I know, it’s too early for a quiz. But it’ll be fun! =) Vanguard has a quiz on investment knowledge with 20 questions. The questions are pretty good overall, some good questions that probe common misconceptions. I scored 95%. I know, I’m hot stuff. That’s pretty good – according to Vanguard:
“Some 1,000 investors completed the 20-question 2002 Vanguard/Money Investor Literacy Test in May and achieved a mean score of 40%, which is a modest improvement over the 37% score on a similar test administered by Vanguard in 2000.”
Yeesh, 40%? If you score that low, I’d recommend either more coffee or go read Random Walk Down Wall Street or Informed Investor. Which one did I miss?
19. Generally, a portfolio that has 80% of its assets invested in stocks would be best suited for:
(a) An 18-year-old using the assets to pay for college expenses pver the next 4 years.
(b) A 35-year-old investing for retirement.
(c) A 75-year-old investing for income and capital preservation.

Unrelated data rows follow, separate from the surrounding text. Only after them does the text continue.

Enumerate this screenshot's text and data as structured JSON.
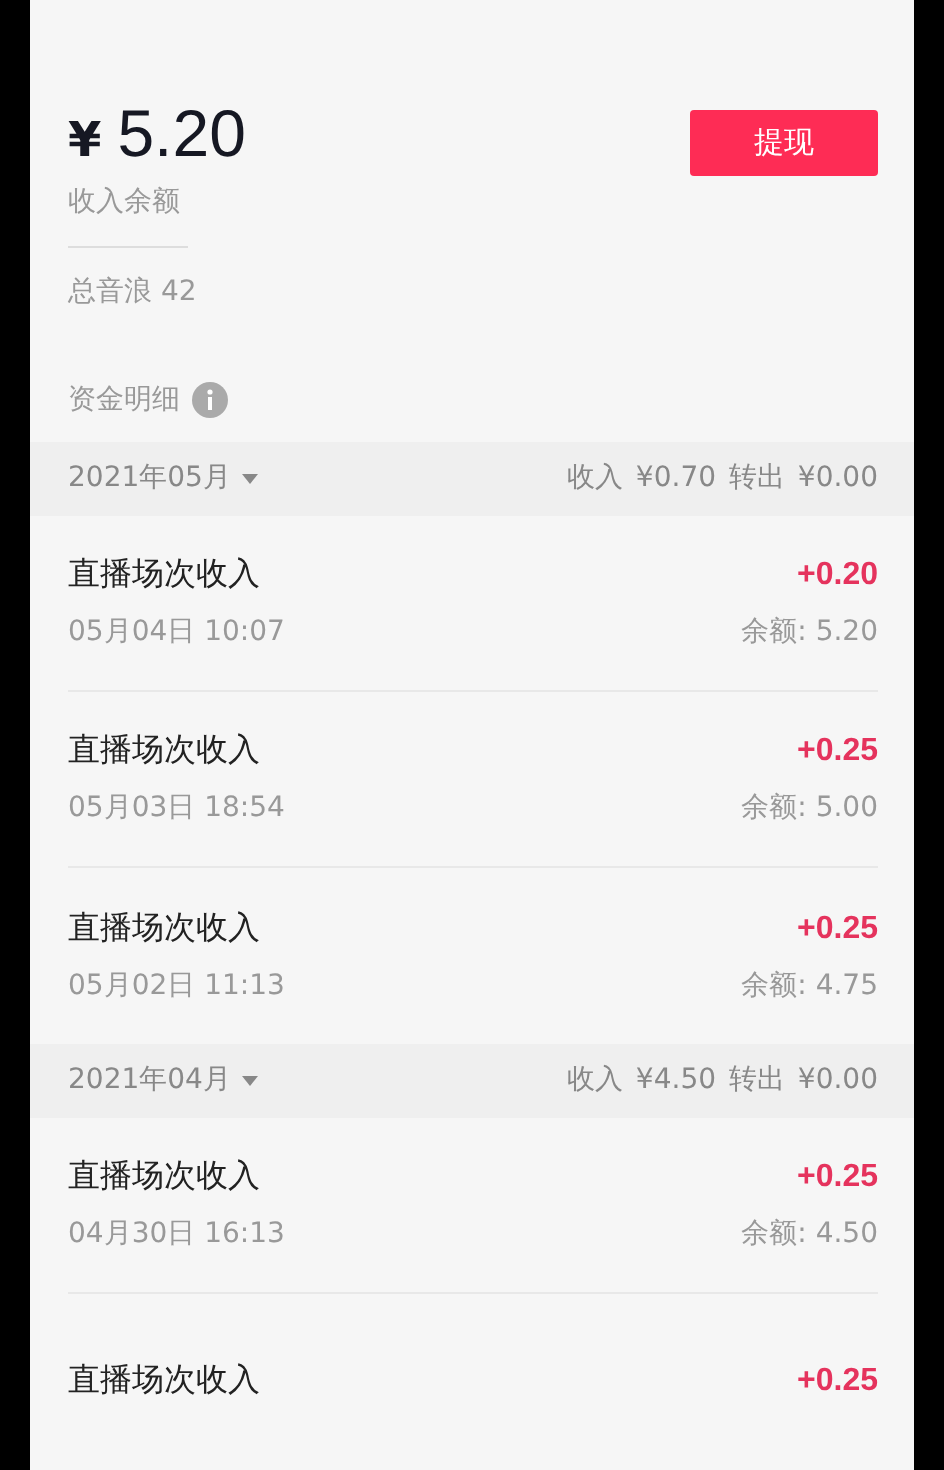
{
  "balance": {
    "currency": "¥",
    "amount": "5.20",
    "label": "收入余额"
  },
  "withdraw_button": "提现",
  "total_sound_waves": "总音浪 42",
  "details_title": "资金明细",
  "months": [
    {
      "month": "2021年05月",
      "income": "收入 ¥0.70",
      "transfer_out": "转出 ¥0.00",
      "entries": [
        {
          "title": "直播场次收入",
          "amount": "+0.20",
          "time": "05月04日 10:07",
          "balance": "余额: 5.20"
        },
        {
          "title": "直播场次收入",
          "amount": "+0.25",
          "time": "05月03日 18:54",
          "balance": "余额: 5.00"
        },
        {
          "title": "直播场次收入",
          "amount": "+0.25",
          "time": "05月02日 11:13",
          "balance": "余额: 4.75"
        }
      ]
    },
    {
      "month": "2021年04月",
      "income": "收入 ¥4.50",
      "transfer_out": "转出 ¥0.00",
      "entries": [
        {
          "title": "直播场次收入",
          "amount": "+0.25",
          "time": "04月30日 16:13",
          "balance": "余额: 4.50"
        },
        {
          "title": "直播场次收入",
          "amount": "+0.25"
        }
      ]
    }
  ]
}
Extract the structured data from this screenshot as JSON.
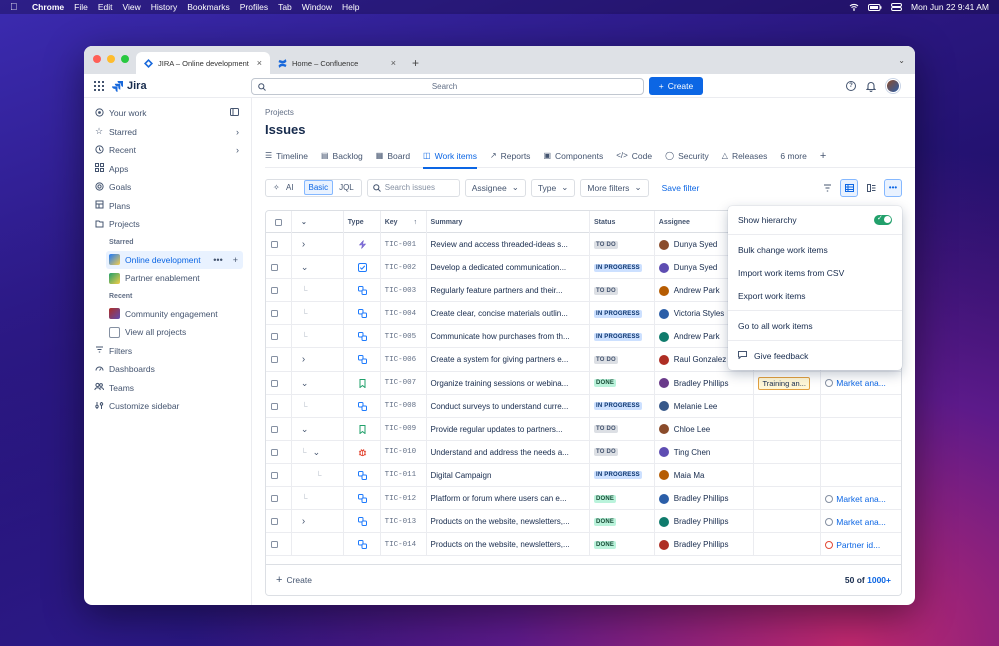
{
  "menubar": {
    "app": "Chrome",
    "items": [
      "File",
      "Edit",
      "View",
      "History",
      "Bookmarks",
      "Profiles",
      "Tab",
      "Window",
      "Help"
    ],
    "datetime": "Mon Jun 22  9:41 AM"
  },
  "browser": {
    "tabs": [
      {
        "title": "JIRA – Online development"
      },
      {
        "title": "Home – Confluence"
      }
    ]
  },
  "topnav": {
    "product": "Jira",
    "search_placeholder": "Search",
    "create_label": "Create"
  },
  "sidebar": {
    "items": [
      {
        "label": "Your work",
        "icon": "your-work"
      },
      {
        "label": "Starred",
        "icon": "star"
      },
      {
        "label": "Recent",
        "icon": "clock"
      },
      {
        "label": "Apps",
        "icon": "apps"
      },
      {
        "label": "Goals",
        "icon": "goal"
      },
      {
        "label": "Plans",
        "icon": "plans"
      },
      {
        "label": "Projects",
        "icon": "projects"
      }
    ],
    "starred_heading": "Starred",
    "starred": [
      {
        "label": "Online development",
        "color": "#1d7afc"
      },
      {
        "label": "Partner enablement",
        "color": "#22a06b"
      }
    ],
    "recent_heading": "Recent",
    "recent": [
      {
        "label": "Community engagement",
        "color": "#ae2e24"
      }
    ],
    "view_all": "View all projects",
    "bottom": [
      {
        "label": "Filters"
      },
      {
        "label": "Dashboards"
      },
      {
        "label": "Teams"
      },
      {
        "label": "Customize sidebar"
      }
    ]
  },
  "main": {
    "breadcrumb": "Projects",
    "title": "Issues",
    "tabs": [
      "Timeline",
      "Backlog",
      "Board",
      "Work items",
      "Reports",
      "Components",
      "Code",
      "Security",
      "Releases",
      "6 more"
    ],
    "active_tab": "Work items",
    "toolbar": {
      "ai": "AI",
      "basic": "Basic",
      "jql": "JQL",
      "search_placeholder": "Search issues",
      "assignee": "Assignee",
      "type": "Type",
      "more_filters": "More filters",
      "save_filter": "Save filter"
    }
  },
  "table": {
    "columns": [
      "Type",
      "Key",
      "Summary",
      "Status",
      "Assignee"
    ],
    "rows": [
      {
        "key": "TIC-001",
        "summary": "Review and access threaded-ideas s...",
        "status": "TO DO",
        "assignee": "Dunya Syed",
        "type": "epic",
        "expand": "right",
        "child": false,
        "extra1": "",
        "extra2": ""
      },
      {
        "key": "TIC-002",
        "summary": "Develop a dedicated communication...",
        "status": "IN PROGRESS",
        "assignee": "Dunya Syed",
        "type": "task",
        "expand": "down",
        "child": false,
        "extra1": "",
        "extra2": ""
      },
      {
        "key": "TIC-003",
        "summary": "Regularly feature partners and their...",
        "status": "TO DO",
        "assignee": "Andrew Park",
        "type": "subtask",
        "expand": "",
        "child": true,
        "extra1": "",
        "extra2": ""
      },
      {
        "key": "TIC-004",
        "summary": "Create clear, concise materials outlin...",
        "status": "IN PROGRESS",
        "assignee": "Victoria Styles",
        "type": "subtask",
        "expand": "",
        "child": true,
        "extra1": "",
        "extra2": ""
      },
      {
        "key": "TIC-005",
        "summary": "Communicate how purchases from th...",
        "status": "IN PROGRESS",
        "assignee": "Andrew Park",
        "type": "subtask",
        "expand": "",
        "child": true,
        "extra1": "",
        "extra2": ""
      },
      {
        "key": "TIC-006",
        "summary": "Create a system for giving partners e...",
        "status": "TO DO",
        "assignee": "Raul Gonzalez",
        "type": "subtask",
        "expand": "right",
        "child": false,
        "extra1": "",
        "extra2": ""
      },
      {
        "key": "TIC-007",
        "summary": "Organize training sessions or webina...",
        "status": "DONE",
        "assignee": "Bradley Phillips",
        "type": "story",
        "expand": "down",
        "child": false,
        "extra1": "Training an...",
        "extra2": "Market ana..."
      },
      {
        "key": "TIC-008",
        "summary": "Conduct surveys to understand curre...",
        "status": "IN PROGRESS",
        "assignee": "Melanie Lee",
        "type": "subtask",
        "expand": "",
        "child": true,
        "extra1": "",
        "extra2": ""
      },
      {
        "key": "TIC-009",
        "summary": "Provide regular updates to partners...",
        "status": "TO DO",
        "assignee": "Chloe Lee",
        "type": "story",
        "expand": "down",
        "child": false,
        "extra1": "",
        "extra2": ""
      },
      {
        "key": "TIC-010",
        "summary": "Understand and address the needs a...",
        "status": "TO DO",
        "assignee": "Ting Chen",
        "type": "bug",
        "expand": "down2",
        "child": true,
        "extra1": "",
        "extra2": ""
      },
      {
        "key": "TIC-011",
        "summary": "Digital Campaign",
        "status": "IN PROGRESS",
        "assignee": "Maia Ma",
        "type": "subtask",
        "expand": "",
        "child": true,
        "extra1": "",
        "extra2": ""
      },
      {
        "key": "TIC-012",
        "summary": "Platform or forum where users can e...",
        "status": "DONE",
        "assignee": "Bradley Phillips",
        "type": "subtask",
        "expand": "",
        "child": true,
        "extra1": "",
        "extra2": "Market ana..."
      },
      {
        "key": "TIC-013",
        "summary": "Products on the website, newsletters,...",
        "status": "DONE",
        "assignee": "Bradley Phillips",
        "type": "subtask",
        "expand": "right",
        "child": false,
        "extra1": "",
        "extra2": "Market ana..."
      },
      {
        "key": "TIC-014",
        "summary": "Products on the website, newsletters,...",
        "status": "DONE",
        "assignee": "Bradley Phillips",
        "type": "subtask",
        "expand": "",
        "child": false,
        "extra1": "",
        "extra2": "Partner id..."
      }
    ],
    "footer_create": "Create",
    "count_prefix": "50 of",
    "count_total": "1000+"
  },
  "menu": {
    "items": [
      "Show hierarchy",
      "Bulk change work items",
      "Import work items from CSV",
      "Export work items",
      "Go to all work items",
      "Give feedback"
    ],
    "show_hierarchy_on": true
  },
  "colors": {
    "accent": "#0c66e4",
    "done": "#baf3db",
    "in_progress": "#cce0ff",
    "todo": "#dcdfe4"
  }
}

(d) None of the above.
(e) Don’t know.
I picked (d) none of the above. My feeling is that asset allocation is completely dependent on both your time horizon and risk tolerance. You can’t just tell every 35-year old investing for retirement to put 80% of his money in stocks. But I guess I can see how (b) is the “best” answer. Also, the quiz seems old, as many questions refer to 2002.
By Jonathan Ping | Investing | 5/15/05, 9:37pm